Retired track coach donates athletic scholarships to Clark College in perpetuity
George Fullerton makes largest-ever donation to Clark’s athletics program
By Rhonda Morin
A surprise announcement during Clark College Foundation’s annual gala resulted in an eruption of cheers, congratulations and big opportunities for future student-athletes at Clark College.
Retired Clark College coach George Fullerton announced a long-term commitment of athletic scholarships during the Savoring Excellence dinner and program on November 2, 2017, which was held in a transformed O’Connell Sports Complex. The gym walls were cloaked in 10-foot tall black drapes with two jumbotron movie screens embedded in the drape, while a theater screen shielded the performers who stood behind it on the main stage. Special lighting cast blue and orange Clark brand colors throughout the room.

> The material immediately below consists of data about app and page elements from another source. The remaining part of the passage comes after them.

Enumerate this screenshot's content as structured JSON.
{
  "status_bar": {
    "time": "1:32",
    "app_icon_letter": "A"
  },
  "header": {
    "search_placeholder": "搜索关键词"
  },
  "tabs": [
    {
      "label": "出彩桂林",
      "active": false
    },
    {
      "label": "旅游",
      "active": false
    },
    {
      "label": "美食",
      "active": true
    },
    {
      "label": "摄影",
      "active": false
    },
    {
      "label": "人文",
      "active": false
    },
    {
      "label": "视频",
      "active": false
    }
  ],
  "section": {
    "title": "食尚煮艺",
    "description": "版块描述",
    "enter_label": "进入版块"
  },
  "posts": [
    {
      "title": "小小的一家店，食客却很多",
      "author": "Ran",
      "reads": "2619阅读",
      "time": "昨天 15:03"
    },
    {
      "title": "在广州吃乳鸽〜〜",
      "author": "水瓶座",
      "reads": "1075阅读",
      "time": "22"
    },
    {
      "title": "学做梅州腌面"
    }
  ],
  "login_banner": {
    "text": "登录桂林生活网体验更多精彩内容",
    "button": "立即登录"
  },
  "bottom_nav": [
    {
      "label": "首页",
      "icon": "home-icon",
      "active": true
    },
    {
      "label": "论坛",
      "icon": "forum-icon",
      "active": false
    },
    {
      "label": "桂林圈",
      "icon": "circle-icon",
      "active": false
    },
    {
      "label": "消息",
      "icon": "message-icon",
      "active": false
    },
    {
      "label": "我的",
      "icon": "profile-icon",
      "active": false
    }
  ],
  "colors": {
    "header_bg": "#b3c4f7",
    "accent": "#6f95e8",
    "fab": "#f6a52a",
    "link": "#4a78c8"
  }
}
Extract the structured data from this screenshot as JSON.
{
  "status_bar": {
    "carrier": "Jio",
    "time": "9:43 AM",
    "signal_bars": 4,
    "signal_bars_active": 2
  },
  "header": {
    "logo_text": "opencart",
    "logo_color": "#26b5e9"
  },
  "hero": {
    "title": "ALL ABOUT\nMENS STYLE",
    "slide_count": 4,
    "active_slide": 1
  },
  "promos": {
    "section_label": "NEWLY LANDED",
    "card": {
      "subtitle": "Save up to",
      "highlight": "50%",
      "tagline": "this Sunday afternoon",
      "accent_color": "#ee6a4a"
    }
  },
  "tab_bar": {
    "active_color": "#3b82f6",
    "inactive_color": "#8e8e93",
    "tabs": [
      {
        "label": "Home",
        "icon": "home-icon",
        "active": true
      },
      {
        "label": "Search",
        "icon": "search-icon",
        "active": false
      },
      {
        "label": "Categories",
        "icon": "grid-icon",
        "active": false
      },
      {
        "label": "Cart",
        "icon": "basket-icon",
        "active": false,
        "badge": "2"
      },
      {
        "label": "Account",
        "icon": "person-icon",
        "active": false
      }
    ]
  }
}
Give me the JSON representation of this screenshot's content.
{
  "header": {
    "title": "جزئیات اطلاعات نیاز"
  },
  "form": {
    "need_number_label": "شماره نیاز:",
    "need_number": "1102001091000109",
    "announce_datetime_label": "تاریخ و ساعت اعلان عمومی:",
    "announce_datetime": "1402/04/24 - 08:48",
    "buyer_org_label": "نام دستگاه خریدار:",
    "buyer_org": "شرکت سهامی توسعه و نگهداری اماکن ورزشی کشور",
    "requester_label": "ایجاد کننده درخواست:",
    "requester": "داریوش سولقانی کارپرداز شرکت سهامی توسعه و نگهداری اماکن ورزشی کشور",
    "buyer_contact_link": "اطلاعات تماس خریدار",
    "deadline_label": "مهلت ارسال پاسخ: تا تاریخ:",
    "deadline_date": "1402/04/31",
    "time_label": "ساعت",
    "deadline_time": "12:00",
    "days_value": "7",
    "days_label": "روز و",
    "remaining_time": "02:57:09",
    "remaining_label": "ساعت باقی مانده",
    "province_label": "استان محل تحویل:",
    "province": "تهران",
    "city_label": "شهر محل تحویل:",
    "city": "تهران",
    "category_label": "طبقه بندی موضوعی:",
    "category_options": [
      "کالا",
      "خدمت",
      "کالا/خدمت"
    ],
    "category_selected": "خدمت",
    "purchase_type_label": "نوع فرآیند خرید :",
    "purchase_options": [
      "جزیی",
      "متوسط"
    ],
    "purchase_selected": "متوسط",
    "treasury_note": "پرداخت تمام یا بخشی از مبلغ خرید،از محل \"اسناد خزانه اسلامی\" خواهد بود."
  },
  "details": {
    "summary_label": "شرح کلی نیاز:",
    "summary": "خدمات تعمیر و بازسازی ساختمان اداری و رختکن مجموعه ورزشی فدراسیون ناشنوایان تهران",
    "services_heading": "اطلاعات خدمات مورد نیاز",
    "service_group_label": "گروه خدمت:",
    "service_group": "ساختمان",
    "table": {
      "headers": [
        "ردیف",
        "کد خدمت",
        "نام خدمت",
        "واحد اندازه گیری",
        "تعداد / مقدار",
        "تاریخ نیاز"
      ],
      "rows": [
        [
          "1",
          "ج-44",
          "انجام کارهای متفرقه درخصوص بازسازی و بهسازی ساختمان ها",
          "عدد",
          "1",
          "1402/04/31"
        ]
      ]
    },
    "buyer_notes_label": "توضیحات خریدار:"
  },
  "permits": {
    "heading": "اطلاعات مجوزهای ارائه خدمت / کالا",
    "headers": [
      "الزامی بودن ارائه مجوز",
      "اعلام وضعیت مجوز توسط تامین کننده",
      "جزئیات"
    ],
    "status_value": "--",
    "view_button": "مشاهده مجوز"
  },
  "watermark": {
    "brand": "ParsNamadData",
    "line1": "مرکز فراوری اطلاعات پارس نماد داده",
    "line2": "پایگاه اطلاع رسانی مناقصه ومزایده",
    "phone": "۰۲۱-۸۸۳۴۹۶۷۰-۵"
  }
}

Late in the program, Clark College’s Pep Band burst into O’Connell Sports Complex playing a rousing number and made their way to the table where Fullerton and his family sat. The band was met by Clark College President Robert K. Knight and Oswald, Clark’s mascot. Knight asked Fullerton what was happening. Fullerton said he had a big announcement.
“I’m donating 20 athletic scholarships every year to Clark,” he said. His donation—the Fullerton Athletic Scholarship Team (FAST)—is an endowment in which 20 athletic scholarships will be distributed annually in perpetuity through Clark College Foundation. Eligible student-athletes will begin receiving the scholarships in the winter. The total dollar amount of the donation will remain private at Fullerton’s request.
The audience erupted in applause, Knight shook Fullerton’s hand in grateful appreciation and Oswald followed the Pep Band as they played their way out of the door.
Fullerton, who was inducted into Clark’s Athletics Hall of Fame in 2015, was head track and field coach from 1959 to 1989. He was also a wrestling coach at Clark.
Fullerton’s claim to fame occurred on June 3, 1946, when at 17 years old and a runner at Ashland High, he ran in a mile race with other high school and college runners in Portland, Ore. He finished in second place with a time of 4:20.05, closely behind an elite runner from Oregon State College. Fullerton’s time was the unofficial fastest mile ever run by a high school student in the United States. His time beat Louis Zamperini from Torrence, Calif., who had set the interscholastic mark 12 years earlier. However, Fullerton’s race didn’t count. The time was clocked at an event not sanctioned by the National High School Federation, and therefore it wasn’t inked in official record books.
Read more about Fullerton, his running triumphs and Clark coaching.